Every life needs aspirations—along with goals to help us achieve them. Our goals can be like the banks of a river, guiding the flow of our ambitions. Making plans and striving to accomplish them helps channel our efforts and energies toward the things that matter most to us.
With a new year on the horizon, it’s traditional to reflect on the year that has passed. And what a year it has been! A global pandemic, natural calamities, social unrest, political turmoil—so many problems and protests, disasters and disagreements have swirled around us. At the same time, we’ve also had moments we will forever cherish. As we look back on 2020, we see good and bad, ups and downs, things we’d like to forget, and things we hope to remember.
I’m standing at Wenceslas Square, in the heart of Prague, near a statue of the Duke of Bohemia, affectionately known as good King Wenceslas. A caring Christian ruler and patron saint of the Czech Republic, Wenceslas has come to represent kindhearted generosity and selfless giving. And because these attributes are at the heart of Christmas, it’s not surprising that good King Wenceslas is also the subject of a beloved Christmas carol.
Some years ago, a group of friends were eating dinner together at Christmastime, bemoaning the busyness of the season. With exasperation and perhaps a little resentment, they spoke of hectic schedules and heavy burdens. After listening patiently, one wise, seasoned woman humbly offered her opinion. “I love Christmas,” she said. “It is the most joyful of all seasons. I love seeing the eyes of little children light up on Christmas morning. I love giving gifts. I love being with my family. We just need to simplify and remember what we are celebrating.”
Sometime after the birth of the Christ child on that first Christmas Day, the baby and His parents were visited by Wise Men from the East. They came to honor the sacred occasion with loving gifts of frankincense, gold, and myrrh. Their kind offering gave rise to a tradition that now seems inseparable from the Christmas season: giving gifts to those we love.
People watch for the first signs of Christmas with great anticipation.
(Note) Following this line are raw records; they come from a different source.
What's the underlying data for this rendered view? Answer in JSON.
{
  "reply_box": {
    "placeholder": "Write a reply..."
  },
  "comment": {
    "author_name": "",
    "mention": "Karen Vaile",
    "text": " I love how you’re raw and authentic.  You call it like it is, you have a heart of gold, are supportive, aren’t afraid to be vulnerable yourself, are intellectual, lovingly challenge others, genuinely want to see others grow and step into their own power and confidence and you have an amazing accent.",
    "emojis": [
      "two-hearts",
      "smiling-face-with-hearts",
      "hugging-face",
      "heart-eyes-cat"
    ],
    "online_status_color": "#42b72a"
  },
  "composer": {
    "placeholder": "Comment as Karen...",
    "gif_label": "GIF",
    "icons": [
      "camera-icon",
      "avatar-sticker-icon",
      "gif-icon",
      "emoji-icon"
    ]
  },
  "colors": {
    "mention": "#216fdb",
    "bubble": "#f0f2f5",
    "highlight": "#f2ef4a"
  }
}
Favorite holiday carols fill the air. Colorful, glistening lights illuminate the night sky. And wreaths of holly and ivy appear on doors and storefronts. To many people, traditional symbols like these signal the advent of the Christmas season. But how did these traditions begin?
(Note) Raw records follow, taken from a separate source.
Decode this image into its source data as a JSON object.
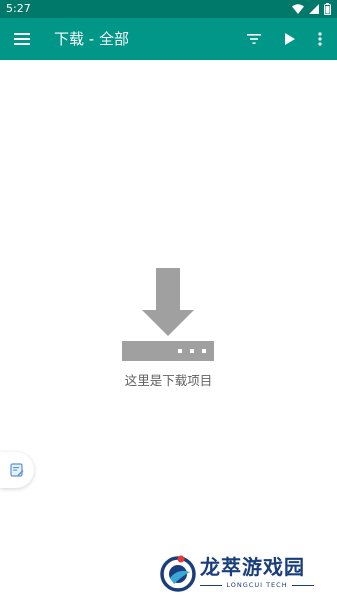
{
  "status_bar": {
    "time": "5:27",
    "icons": [
      "wifi-icon",
      "signal-icon",
      "battery-icon"
    ]
  },
  "app_bar": {
    "title": "下载 - 全部",
    "color": "#009688",
    "status_color": "#00796b",
    "actions": [
      "menu-icon",
      "filter-icon",
      "play-icon",
      "more-vert-icon"
    ]
  },
  "empty_state": {
    "icon": "download-to-device-icon",
    "label": "这里是下载项目"
  },
  "side_tab": {
    "icon": "edit-note-icon"
  },
  "watermark": {
    "name": "龙萃游戏园",
    "subtitle": "LONGCUI TECH"
  }
}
When we express thanks, we are giving a gift: a gift to ourselves, to others, and to our Maker, the Giver of the blessings of life. And those blessings are all around us if we look for them.
Many of us are searching for ways to feel a little better—physically and emotionally. When aches and pains escalate, we feel thankful for modern medicines that can help restore our health. But there is another kind of treatment that some people are calling free medicine, or “a prescription you can’t fill in a pharmacy”: time spent in nature.
At this solemn site, the Normandy American Cemetery in France, more than 9,300 American soldiers are laid to rest. The architecture here, the exhibits, and the peaceful surroundings are all designed to pay tribute to their sacrifice. Most of the soldiers buried here died during the invasion of Normandy that began on June 6, 1944—better known as D-Day.
Every life is different; the only predictable pattern is that all of us experience a mix of joy and sadness, happiness and heartache—usually occurring unpredictably. No matter how carefully we plan, setbacks—large and small—can disrupt our plans. We settle into a good job, a relationship, a neighborhood, and then life surprises us.
Every once in a while, a series of choices, experiences, and circumstances combine to create a person who seems to stand out, someone we naturally look to as a role model. Russell M. Nelson is one of those uncommon men.